Whereas the abdomen and breast tend to be the most common areas for weight-loss reconstruction, the extremities can also fall near the top of patients’ priority lists.

The optimal outcome of these procedures depends on the amount of skin laxity, the residual fatty tissue, and the surgical technique utilized.

Several procedures, combinations, and skin-resection patterns are described to manage the upper extremity—management differs depending on the amount of deflation in the arms. Of course, a better outcome can be expected with a deflated arm. If the arm continues to have significant fatty deposits, I prefer to stage the procedure by liposuction initially followed by a resection procedure several months later.

My preference is to address the arm, axilla, and possibly the upper chest wall at the same operation.

A plasty is incorporated in the axilla to prevent contracture. In addition, I prefer to use a pattern of resection that leaves the scar not along the bicipital groove but more postero medial.

Figure 1. The arm lift is designed to remove loose skin from the upper arms. Liposuction does not address skin laxity; lipoplasty is typically not an effective surgery option in this case.

Figure 2. The optimal outcome depends on the amount of skin laxity, the residual fatty tissue, and the surgical technique used.

This pattern of resection also allows for more tissue removal in the area that requires the greatest amount of contouring. I do not use fasial anchoring sutures for the closure.

Compression garments are worn for 3 to 4 weeks. The most common postoperative complaints are sensory nerve irritation, occasional lymphocele at the elbow, and hypertrophic scarring.

The lower extremities are even more challenging technically, as well as the postoperative management.

The patient is placed in a lithotomy position during surgery. I utilize a vertical resection pattern, which results in a scar shaped like a number seven.

Figure 3. Thigh lift with intraoperative positioning. Intraoperative positioning is the art of securing human anatomy into place to ensure the best surgical site exposure with minimal compromise of the patient’s physiologic functions.

Figure 4. An inner thigh lift may also be used to treat reduced skin elasticity caused by the aging process or extreme weight loss.

The resection in not taken down all the way to the fascia. In addition, the saphenous vein is protected.

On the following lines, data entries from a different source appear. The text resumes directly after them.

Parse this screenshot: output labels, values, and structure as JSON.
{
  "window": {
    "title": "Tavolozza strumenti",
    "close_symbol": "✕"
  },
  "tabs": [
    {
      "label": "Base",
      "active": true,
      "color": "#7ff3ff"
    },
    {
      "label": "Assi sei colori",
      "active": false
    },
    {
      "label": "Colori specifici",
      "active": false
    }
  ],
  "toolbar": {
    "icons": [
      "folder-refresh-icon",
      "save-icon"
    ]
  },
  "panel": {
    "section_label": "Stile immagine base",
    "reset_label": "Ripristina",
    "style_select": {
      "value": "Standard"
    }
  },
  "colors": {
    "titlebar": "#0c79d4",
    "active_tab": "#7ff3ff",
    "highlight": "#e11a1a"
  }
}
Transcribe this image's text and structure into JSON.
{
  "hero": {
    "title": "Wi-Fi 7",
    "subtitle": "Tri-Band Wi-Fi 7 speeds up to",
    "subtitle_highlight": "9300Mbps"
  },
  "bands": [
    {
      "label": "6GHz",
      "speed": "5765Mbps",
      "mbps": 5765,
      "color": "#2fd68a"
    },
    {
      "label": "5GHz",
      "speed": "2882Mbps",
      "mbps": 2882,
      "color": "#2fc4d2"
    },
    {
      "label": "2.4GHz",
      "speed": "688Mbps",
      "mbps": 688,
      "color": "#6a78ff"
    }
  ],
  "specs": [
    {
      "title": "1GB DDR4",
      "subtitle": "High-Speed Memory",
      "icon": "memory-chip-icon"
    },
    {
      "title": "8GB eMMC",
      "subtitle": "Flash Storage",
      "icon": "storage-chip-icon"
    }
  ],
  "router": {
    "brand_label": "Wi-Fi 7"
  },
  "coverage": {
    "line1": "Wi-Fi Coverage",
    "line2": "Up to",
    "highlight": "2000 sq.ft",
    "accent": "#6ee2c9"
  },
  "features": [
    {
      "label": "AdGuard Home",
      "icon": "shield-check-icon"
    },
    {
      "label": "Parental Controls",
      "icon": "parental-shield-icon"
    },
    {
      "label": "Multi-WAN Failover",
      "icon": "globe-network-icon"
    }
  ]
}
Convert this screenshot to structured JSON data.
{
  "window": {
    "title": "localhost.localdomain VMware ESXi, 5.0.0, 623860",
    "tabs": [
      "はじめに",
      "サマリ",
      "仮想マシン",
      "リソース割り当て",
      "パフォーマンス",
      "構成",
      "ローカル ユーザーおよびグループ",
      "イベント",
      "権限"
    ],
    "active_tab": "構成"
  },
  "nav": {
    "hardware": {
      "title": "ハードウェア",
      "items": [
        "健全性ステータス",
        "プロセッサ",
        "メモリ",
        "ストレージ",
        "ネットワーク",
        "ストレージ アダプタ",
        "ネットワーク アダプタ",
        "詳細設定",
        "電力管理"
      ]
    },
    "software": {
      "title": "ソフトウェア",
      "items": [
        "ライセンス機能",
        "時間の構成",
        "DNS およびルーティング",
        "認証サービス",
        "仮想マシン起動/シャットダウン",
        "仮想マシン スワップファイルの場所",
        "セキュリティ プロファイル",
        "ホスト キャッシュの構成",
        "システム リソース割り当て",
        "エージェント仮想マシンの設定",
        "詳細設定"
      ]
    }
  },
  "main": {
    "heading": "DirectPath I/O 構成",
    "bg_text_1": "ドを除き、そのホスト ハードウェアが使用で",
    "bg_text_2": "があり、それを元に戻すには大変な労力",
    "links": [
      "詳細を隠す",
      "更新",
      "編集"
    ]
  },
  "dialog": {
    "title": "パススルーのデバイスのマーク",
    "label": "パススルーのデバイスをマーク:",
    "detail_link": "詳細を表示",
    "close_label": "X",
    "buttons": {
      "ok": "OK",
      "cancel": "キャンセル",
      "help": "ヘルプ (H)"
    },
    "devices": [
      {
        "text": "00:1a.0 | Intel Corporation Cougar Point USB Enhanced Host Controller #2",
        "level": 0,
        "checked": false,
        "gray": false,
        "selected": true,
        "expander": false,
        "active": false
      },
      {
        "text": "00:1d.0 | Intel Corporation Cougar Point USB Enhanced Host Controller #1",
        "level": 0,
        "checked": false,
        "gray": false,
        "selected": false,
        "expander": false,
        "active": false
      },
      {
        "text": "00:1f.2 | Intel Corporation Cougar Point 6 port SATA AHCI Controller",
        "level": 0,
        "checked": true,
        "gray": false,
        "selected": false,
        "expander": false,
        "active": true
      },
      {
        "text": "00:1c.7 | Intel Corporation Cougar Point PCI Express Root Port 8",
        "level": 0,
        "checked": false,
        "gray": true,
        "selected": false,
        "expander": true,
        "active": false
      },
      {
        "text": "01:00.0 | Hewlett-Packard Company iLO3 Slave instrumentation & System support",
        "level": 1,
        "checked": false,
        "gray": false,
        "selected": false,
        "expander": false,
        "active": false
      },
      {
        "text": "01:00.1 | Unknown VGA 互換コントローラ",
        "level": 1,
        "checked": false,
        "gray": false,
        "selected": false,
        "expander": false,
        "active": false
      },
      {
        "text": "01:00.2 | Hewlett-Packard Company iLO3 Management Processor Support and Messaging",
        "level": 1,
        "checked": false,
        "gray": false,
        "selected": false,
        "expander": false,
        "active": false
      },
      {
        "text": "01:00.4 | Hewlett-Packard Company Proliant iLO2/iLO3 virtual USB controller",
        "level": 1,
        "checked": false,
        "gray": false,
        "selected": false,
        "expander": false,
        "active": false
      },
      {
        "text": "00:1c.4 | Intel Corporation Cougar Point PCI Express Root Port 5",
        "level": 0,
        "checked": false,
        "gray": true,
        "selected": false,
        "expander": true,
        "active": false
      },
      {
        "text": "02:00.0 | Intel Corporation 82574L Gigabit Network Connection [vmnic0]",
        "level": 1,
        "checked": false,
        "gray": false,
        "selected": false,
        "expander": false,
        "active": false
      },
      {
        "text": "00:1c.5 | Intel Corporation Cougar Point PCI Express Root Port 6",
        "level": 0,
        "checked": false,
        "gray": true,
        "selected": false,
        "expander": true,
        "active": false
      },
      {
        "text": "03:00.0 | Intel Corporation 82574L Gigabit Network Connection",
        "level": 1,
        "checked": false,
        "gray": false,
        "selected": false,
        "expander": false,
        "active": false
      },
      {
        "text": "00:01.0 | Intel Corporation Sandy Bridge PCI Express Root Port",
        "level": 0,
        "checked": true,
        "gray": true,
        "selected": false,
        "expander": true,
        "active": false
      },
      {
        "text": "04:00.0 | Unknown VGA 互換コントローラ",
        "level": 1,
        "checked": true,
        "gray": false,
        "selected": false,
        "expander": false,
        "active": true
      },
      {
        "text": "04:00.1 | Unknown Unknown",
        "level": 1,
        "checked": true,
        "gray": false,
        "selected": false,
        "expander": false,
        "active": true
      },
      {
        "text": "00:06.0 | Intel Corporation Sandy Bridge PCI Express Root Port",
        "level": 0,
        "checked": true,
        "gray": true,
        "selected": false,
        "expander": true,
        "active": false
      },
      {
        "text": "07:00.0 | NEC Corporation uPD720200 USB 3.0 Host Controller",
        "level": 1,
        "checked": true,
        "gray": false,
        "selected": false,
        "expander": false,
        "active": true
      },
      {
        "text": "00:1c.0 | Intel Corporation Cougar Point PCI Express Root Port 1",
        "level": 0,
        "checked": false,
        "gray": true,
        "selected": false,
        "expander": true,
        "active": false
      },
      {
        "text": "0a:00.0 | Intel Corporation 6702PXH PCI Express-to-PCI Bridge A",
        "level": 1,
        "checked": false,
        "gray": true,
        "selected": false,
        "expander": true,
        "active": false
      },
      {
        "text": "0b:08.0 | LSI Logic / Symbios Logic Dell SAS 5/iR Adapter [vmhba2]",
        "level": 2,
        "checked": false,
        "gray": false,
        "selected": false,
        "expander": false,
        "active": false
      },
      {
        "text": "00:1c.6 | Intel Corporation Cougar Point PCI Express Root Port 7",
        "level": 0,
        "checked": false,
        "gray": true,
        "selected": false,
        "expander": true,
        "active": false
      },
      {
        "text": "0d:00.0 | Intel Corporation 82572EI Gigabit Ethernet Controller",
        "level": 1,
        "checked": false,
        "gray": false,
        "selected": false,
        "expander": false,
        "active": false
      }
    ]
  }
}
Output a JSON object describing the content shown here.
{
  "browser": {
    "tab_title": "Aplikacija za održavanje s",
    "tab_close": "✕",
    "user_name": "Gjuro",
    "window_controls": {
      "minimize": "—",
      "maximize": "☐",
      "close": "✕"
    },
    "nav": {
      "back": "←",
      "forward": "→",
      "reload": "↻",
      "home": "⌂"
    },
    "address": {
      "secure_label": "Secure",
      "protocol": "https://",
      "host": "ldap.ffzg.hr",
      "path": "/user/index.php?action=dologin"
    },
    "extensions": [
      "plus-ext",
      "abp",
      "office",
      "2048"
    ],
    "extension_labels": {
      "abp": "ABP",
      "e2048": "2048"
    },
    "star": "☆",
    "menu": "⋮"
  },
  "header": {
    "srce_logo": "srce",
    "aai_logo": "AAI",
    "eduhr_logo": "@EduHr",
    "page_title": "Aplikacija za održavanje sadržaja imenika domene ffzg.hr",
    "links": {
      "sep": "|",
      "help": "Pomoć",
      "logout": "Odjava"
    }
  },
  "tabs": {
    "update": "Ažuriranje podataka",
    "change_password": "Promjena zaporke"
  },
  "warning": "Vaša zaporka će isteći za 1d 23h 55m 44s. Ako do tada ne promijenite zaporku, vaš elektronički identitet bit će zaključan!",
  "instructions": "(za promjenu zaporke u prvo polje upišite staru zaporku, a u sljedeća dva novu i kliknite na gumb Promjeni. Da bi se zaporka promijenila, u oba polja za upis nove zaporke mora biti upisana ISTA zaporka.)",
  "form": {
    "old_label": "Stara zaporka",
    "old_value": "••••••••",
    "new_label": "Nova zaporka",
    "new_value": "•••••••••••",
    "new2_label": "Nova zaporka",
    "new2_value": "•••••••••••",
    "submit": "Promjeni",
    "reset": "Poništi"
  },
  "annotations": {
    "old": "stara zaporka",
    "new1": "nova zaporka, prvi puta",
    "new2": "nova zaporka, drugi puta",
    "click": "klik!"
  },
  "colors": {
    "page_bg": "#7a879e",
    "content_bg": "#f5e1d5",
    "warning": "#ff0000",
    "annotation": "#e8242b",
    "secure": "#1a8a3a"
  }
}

The excisions may need to extend beyond the knee for optimal contouring. Blake drains are utilized for postoperative drainage and may remain in place for 2 weeks, during which time the patient is expected to wear compression garments.

See also “Special Surgery-Unique Patients,” by George John Bitar, MD, in the May 2006 issue of PSP.

Despite these measures, fluid occasionally collects at the knee. Other minor complications include wound separation at the groin crease due to postoperative moisture and inadvertent trauma.

Patients are marked in the office the day before surgery, and markings are sometimes slightly adjusted on the operating table.

During the preoperative consultation with the patient, I emphasize issues such as recurrent laxity and hypertrophic or pink scars, as well as touch-up procedures. Around 20% to 25% of patients will require some scar touch-up. This depends on the patient’s expectations as well as the surgeon’s desire to get an optimal outcome.

Munish K. Batra, MD, FACS, is double board certified by The American Board of Plastic Surgery and the American Board of Surgery. He has worked with national authorities in the field of aesthetic breast surgery and body contouring. He has written articles and chapters in numerous publications.